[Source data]
══════════════════════════════
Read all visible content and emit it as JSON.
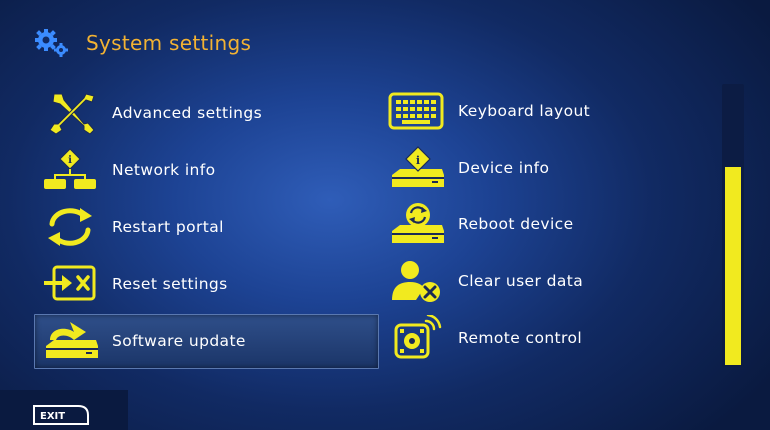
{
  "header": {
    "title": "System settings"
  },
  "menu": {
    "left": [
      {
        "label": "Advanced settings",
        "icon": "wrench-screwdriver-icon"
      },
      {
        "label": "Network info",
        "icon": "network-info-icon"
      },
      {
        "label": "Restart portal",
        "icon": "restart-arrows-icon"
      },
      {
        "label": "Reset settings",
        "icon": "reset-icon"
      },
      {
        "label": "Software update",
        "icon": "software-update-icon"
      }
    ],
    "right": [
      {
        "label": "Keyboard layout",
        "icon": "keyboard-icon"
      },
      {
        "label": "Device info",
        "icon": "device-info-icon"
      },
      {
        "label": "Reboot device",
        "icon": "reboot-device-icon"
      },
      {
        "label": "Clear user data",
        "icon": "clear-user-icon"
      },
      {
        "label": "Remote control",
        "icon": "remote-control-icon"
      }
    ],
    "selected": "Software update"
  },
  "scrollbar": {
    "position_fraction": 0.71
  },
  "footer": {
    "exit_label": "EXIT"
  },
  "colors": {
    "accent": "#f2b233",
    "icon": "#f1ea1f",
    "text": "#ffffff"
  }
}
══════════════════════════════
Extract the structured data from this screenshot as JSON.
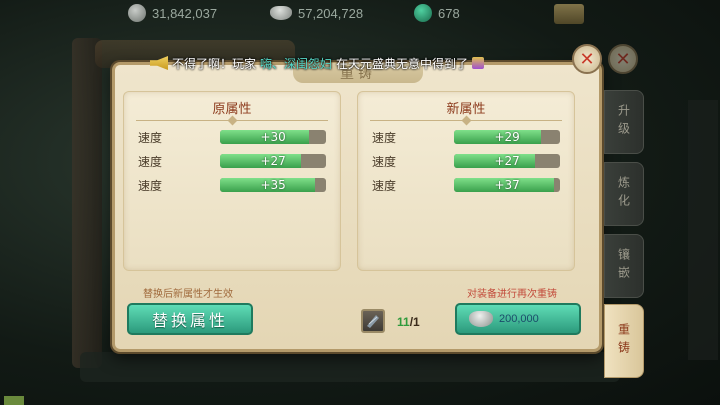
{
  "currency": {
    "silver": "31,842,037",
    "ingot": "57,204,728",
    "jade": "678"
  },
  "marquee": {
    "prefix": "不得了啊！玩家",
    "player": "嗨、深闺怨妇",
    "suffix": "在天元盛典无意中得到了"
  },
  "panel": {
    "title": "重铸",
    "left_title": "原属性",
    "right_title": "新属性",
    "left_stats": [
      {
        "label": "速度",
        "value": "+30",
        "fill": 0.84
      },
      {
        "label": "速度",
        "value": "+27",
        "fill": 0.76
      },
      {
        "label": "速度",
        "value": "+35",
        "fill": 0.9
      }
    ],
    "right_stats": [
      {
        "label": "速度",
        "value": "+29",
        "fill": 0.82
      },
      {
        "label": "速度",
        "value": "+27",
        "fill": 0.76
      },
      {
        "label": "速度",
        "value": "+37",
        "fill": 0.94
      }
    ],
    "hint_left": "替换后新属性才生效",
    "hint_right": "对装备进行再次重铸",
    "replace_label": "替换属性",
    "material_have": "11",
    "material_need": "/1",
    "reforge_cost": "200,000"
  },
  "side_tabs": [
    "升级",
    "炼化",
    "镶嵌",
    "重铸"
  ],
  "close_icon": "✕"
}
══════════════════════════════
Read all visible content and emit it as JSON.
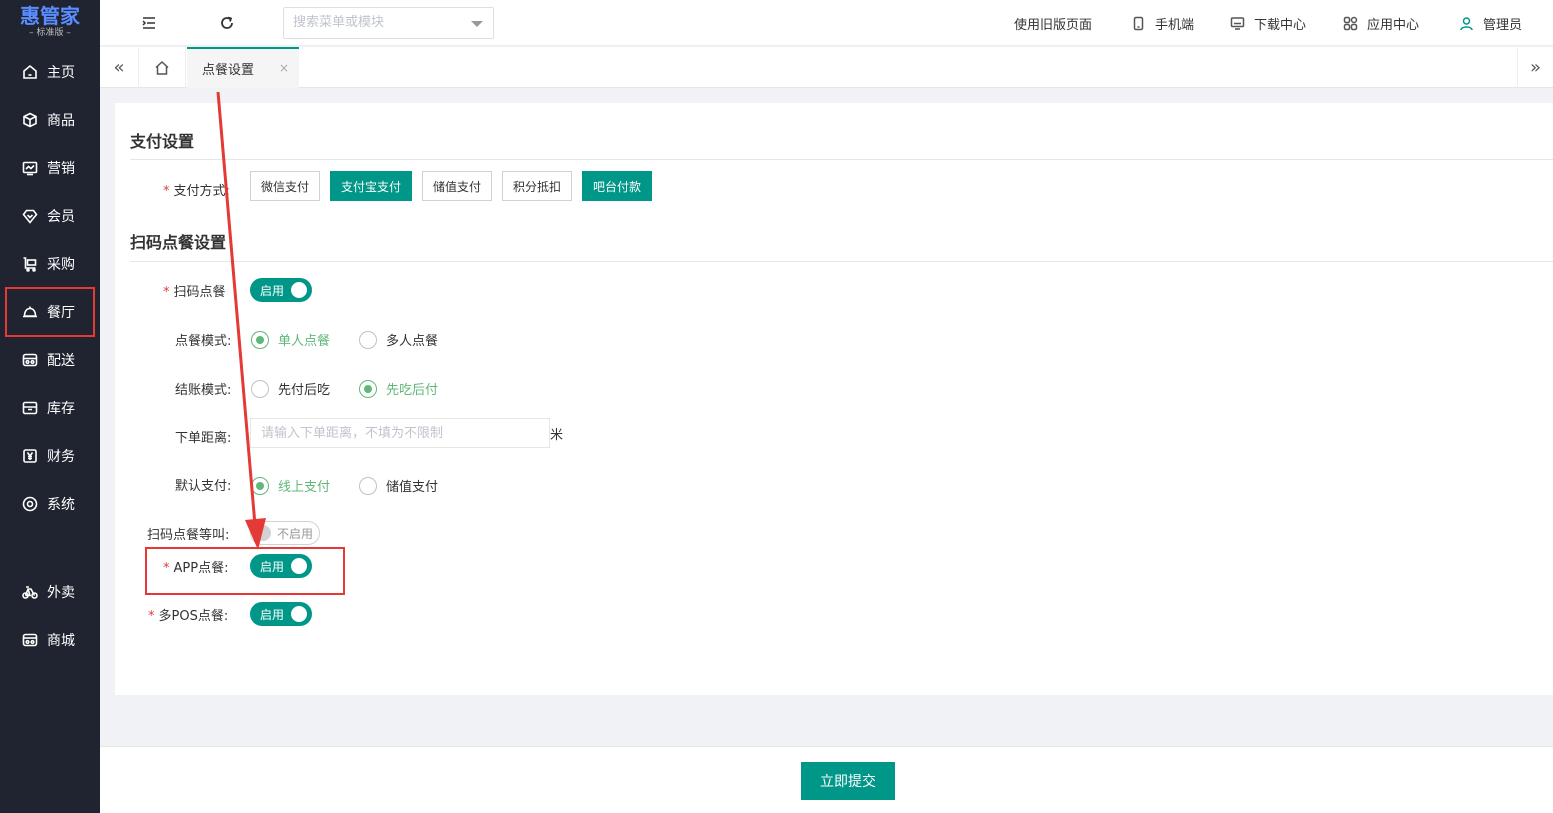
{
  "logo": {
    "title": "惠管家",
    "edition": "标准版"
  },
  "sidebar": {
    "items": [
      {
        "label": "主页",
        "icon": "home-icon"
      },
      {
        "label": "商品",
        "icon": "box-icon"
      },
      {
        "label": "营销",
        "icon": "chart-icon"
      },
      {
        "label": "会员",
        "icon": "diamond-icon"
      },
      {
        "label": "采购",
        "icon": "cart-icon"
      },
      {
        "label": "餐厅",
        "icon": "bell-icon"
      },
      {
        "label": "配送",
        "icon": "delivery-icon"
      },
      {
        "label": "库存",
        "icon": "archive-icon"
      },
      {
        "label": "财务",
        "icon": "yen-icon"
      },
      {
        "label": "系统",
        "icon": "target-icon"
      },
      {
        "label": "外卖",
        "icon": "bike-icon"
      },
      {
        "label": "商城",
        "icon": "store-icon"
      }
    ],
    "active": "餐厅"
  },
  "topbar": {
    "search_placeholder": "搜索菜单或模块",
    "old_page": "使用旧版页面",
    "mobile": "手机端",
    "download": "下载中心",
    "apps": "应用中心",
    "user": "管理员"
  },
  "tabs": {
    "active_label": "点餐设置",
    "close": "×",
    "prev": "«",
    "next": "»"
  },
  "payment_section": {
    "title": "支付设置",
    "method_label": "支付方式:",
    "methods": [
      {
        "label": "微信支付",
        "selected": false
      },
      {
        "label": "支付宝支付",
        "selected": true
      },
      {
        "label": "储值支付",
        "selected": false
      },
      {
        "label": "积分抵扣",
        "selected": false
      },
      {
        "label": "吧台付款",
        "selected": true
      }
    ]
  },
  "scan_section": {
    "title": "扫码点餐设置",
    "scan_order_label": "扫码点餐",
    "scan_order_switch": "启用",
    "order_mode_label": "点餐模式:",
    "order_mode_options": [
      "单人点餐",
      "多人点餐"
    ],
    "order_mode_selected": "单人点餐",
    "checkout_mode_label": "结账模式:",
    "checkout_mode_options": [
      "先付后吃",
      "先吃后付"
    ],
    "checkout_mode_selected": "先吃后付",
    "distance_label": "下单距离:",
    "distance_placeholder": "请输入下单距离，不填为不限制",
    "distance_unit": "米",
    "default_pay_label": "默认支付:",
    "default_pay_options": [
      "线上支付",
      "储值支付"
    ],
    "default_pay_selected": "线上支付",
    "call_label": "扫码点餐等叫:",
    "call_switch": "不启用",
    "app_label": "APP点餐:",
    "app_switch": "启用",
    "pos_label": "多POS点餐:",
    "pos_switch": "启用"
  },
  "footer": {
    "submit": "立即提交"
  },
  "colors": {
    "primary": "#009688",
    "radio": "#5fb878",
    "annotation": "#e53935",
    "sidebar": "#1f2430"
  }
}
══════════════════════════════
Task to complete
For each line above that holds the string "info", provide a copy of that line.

Reply
        "label": "Network info",
        "icon": "network-info-icon"
        "label": "Device info",
        "icon": "device-info-icon"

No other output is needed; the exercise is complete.